__DIRECTIONS FOR THIS TASK__.
The full set of entries is to be returned word for word.

Page and application data records:

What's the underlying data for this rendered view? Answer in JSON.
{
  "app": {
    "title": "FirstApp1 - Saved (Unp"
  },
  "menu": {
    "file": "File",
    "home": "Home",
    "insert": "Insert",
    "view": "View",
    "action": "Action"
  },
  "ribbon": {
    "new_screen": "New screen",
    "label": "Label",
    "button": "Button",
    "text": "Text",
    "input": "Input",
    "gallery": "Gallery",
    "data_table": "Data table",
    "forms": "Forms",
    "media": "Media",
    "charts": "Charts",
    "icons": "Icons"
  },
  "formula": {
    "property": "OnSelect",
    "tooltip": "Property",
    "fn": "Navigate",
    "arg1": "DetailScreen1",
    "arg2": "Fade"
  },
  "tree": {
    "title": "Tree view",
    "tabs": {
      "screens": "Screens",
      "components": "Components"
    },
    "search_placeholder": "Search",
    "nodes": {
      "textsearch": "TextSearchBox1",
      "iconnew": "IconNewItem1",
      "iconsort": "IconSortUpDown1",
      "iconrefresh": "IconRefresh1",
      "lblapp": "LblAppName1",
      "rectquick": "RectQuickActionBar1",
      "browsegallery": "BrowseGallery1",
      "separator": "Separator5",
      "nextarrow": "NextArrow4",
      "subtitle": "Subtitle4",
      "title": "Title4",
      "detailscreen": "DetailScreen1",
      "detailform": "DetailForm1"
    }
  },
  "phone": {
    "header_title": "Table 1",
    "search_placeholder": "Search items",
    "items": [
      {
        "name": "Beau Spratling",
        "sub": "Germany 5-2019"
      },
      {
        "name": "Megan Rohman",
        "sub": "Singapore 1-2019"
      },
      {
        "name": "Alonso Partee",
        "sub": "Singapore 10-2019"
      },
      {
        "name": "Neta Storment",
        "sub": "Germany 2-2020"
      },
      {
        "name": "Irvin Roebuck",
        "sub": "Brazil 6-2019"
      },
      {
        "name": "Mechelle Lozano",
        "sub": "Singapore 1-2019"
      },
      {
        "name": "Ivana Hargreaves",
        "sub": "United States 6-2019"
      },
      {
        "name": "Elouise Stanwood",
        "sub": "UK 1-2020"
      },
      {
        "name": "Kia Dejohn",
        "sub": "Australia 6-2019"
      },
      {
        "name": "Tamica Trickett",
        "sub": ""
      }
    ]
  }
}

__TASK RESULT__.
What's the underlying data for this rendered view? Answer in JSON.
{
  "app": {
    "title": "FirstApp1 - Saved (Unp"
  },
  "menu": {
    "file": "File",
    "home": "Home",
    "insert": "Insert",
    "view": "View",
    "action": "Action"
  },
  "ribbon": {
    "new_screen": "New screen",
    "label": "Label",
    "button": "Button",
    "text": "Text",
    "input": "Input",
    "gallery": "Gallery",
    "data_table": "Data table",
    "forms": "Forms",
    "media": "Media",
    "charts": "Charts",
    "icons": "Icons"
  },
  "formula": {
    "property": "OnSelect",
    "tooltip": "Property",
    "fn": "Navigate",
    "arg1": "DetailScreen1",
    "arg2": "Fade"
  },
  "tree": {
    "title": "Tree view",
    "tabs": {
      "screens": "Screens",
      "components": "Components"
    },
    "search_placeholder": "Search",
    "nodes": {
      "textsearch": "TextSearchBox1",
      "iconnew": "IconNewItem1",
      "iconsort": "IconSortUpDown1",
      "iconrefresh": "IconRefresh1",
      "lblapp": "LblAppName1",
      "rectquick": "RectQuickActionBar1",
      "browsegallery": "BrowseGallery1",
      "separator": "Separator5",
      "nextarrow": "NextArrow4",
      "subtitle": "Subtitle4",
      "title": "Title4",
      "detailscreen": "DetailScreen1",
      "detailform": "DetailForm1"
    }
  },
  "phone": {
    "header_title": "Table 1",
    "search_placeholder": "Search items",
    "items": [
      {
        "name": "Beau Spratling",
        "sub": "Germany 5-2019"
      },
      {
        "name": "Megan Rohman",
        "sub": "Singapore 1-2019"
      },
      {
        "name": "Alonso Partee",
        "sub": "Singapore 10-2019"
      },
      {
        "name": "Neta Storment",
        "sub": "Germany 2-2020"
      },
      {
        "name": "Irvin Roebuck",
        "sub": "Brazil 6-2019"
      },
      {
        "name": "Mechelle Lozano",
        "sub": "Singapore 1-2019"
      },
      {
        "name": "Ivana Hargreaves",
        "sub": "United States 6-2019"
      },
      {
        "name": "Elouise Stanwood",
        "sub": "UK 1-2020"
      },
      {
        "name": "Kia Dejohn",
        "sub": "Australia 6-2019"
      },
      {
        "name": "Tamica Trickett",
        "sub": ""
      }
    ]
  }
}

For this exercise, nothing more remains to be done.